New computerized memory screening methods begin to move standardized memory health tests into the home and physician’s office. Screening for early, subtle signs of cognitive impairment becomes important as pharmaceutical companies shift focus to Alzheimer’s drug candidates that may prevent or slow buildup of amyloid protein in the brain.
MyBrainTest.org, a research and advisory service for the cognitive health and neurodiagnostic industry, has released a free Executive Summary report on current and emerging testing methods for early detection of Alzheimer’s disease, with a current focus on computerized memory assessment tools.
There are two important drivers for computerized memory assessments:
A $2.1+ Trillion Global Economic Cost of Dementia by 2050. In 2010 the worldwide cost of dementia was estimated at US$604 Billion, and this cost is expected to balloon to US$1.1 Trillion by 2030 and US $2.1 Trillion by 2050. The number of seniors (age 65+) is projected to be over 1.5 billion people by 2050 – dementia rates begin to rise sharply in this population group after age 75. Having reliable, easy to use tools to screen for memory and cognitive impairment will become increasingly important.

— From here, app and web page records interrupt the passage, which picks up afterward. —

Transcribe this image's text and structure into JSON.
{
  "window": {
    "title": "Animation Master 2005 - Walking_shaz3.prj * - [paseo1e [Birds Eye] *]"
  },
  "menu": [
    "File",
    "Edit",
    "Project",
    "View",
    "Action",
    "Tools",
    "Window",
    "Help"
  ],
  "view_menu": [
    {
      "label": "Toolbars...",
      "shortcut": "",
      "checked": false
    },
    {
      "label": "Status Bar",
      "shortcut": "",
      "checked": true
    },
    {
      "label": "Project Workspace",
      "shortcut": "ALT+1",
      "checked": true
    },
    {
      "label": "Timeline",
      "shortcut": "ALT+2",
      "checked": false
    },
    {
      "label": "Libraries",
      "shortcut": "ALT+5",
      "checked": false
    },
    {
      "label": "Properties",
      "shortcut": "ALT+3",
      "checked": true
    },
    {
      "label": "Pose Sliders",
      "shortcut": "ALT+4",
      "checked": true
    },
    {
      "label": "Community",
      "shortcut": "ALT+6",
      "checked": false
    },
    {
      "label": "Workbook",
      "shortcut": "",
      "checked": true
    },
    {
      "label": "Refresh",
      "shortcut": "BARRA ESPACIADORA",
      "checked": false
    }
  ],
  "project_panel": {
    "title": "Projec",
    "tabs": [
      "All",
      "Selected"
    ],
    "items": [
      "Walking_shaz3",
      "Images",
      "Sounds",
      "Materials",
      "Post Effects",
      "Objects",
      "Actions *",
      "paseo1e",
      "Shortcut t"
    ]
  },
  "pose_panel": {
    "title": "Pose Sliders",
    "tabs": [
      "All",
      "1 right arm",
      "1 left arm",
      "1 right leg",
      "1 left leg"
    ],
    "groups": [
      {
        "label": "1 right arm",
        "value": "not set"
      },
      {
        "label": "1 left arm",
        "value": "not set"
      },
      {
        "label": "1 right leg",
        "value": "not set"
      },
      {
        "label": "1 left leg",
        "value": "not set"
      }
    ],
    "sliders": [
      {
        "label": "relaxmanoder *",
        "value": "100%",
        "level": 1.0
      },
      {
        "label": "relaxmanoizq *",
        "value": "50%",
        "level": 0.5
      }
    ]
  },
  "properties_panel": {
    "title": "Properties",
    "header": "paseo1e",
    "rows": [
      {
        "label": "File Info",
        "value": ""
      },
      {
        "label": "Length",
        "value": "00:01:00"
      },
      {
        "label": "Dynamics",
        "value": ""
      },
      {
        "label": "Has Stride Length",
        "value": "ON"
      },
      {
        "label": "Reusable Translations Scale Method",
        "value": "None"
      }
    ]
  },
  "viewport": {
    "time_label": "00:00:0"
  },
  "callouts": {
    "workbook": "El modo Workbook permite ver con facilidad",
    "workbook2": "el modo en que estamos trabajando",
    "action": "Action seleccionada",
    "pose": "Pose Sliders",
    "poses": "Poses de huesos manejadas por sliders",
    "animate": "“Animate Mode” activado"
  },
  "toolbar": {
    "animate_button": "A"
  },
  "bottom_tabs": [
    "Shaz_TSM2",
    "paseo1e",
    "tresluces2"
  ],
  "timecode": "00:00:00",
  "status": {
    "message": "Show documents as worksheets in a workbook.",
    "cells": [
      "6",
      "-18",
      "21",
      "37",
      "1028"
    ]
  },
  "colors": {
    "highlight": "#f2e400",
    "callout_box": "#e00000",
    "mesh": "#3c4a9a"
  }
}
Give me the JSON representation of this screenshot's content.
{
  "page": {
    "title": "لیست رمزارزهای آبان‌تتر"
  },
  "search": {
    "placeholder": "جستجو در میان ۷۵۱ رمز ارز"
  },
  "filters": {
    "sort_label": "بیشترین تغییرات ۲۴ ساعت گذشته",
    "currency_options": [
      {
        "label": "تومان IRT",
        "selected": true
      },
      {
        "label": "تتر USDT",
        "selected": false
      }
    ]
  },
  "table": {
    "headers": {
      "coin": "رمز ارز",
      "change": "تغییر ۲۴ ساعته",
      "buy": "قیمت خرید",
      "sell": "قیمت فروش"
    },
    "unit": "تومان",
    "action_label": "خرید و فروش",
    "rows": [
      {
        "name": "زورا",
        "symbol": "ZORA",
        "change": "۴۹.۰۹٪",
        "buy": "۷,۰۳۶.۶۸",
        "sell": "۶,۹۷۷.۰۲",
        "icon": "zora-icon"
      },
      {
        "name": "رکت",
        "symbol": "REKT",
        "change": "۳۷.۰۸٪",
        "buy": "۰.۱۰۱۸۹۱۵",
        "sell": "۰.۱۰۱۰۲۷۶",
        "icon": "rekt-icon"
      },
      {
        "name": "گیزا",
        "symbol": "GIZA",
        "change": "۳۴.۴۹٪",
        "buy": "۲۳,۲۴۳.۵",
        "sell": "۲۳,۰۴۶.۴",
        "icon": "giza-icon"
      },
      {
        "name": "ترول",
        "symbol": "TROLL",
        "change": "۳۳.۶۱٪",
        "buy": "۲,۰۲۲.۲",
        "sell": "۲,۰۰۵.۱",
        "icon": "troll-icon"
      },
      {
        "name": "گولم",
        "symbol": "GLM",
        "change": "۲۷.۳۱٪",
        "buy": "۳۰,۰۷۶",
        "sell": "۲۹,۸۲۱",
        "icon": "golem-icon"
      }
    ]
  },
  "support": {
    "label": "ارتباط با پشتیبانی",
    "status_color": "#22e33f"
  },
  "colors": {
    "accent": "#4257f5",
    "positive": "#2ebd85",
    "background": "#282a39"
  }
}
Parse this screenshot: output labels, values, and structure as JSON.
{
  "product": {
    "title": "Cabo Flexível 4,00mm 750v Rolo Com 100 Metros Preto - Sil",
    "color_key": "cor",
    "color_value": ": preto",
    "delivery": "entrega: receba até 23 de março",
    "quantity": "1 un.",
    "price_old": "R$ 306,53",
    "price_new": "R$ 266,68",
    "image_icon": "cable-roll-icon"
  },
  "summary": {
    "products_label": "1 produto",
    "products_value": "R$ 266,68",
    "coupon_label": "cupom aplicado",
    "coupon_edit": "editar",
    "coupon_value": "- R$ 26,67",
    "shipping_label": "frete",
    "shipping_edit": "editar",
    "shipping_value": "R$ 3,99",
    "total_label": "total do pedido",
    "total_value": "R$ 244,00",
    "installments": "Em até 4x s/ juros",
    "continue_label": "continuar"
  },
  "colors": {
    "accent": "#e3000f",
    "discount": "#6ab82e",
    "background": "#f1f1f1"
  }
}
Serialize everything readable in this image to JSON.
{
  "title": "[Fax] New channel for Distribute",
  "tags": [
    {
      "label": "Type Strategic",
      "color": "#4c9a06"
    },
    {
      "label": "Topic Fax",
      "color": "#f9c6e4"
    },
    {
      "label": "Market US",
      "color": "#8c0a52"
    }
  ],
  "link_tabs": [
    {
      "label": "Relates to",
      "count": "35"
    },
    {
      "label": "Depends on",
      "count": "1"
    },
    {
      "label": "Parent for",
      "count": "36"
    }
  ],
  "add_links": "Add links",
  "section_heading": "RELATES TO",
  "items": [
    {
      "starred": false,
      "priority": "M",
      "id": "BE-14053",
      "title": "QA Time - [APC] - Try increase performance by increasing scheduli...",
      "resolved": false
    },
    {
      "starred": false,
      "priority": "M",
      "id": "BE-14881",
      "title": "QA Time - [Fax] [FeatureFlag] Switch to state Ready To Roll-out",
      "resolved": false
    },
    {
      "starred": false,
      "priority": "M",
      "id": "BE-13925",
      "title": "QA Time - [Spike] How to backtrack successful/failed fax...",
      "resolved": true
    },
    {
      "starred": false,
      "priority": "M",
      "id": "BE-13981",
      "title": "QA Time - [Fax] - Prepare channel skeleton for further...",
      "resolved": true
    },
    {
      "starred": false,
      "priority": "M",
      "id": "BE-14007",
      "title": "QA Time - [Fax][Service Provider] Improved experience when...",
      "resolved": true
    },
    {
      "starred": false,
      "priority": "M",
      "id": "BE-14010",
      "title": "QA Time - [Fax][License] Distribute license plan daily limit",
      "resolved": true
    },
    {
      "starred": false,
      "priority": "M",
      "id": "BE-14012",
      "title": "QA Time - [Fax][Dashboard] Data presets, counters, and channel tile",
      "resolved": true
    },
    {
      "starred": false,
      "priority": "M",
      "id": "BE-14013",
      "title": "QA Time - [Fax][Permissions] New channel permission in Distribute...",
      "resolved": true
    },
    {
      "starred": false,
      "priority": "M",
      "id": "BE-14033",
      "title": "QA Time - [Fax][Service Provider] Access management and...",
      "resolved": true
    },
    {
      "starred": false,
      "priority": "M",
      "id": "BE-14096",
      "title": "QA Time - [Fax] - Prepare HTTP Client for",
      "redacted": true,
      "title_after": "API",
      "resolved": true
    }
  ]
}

Rapid Advances in Technology Platforms. Tablet applications with secure wireless access to “big data” psychometric norms and reports are augmenting, and in some cases replacing traditional pencil and paper cognitive tests.
General pricing information, along with cognitive assessment test report samples from many of these products are included in the full report.
More information: Memory Test and Assessment Products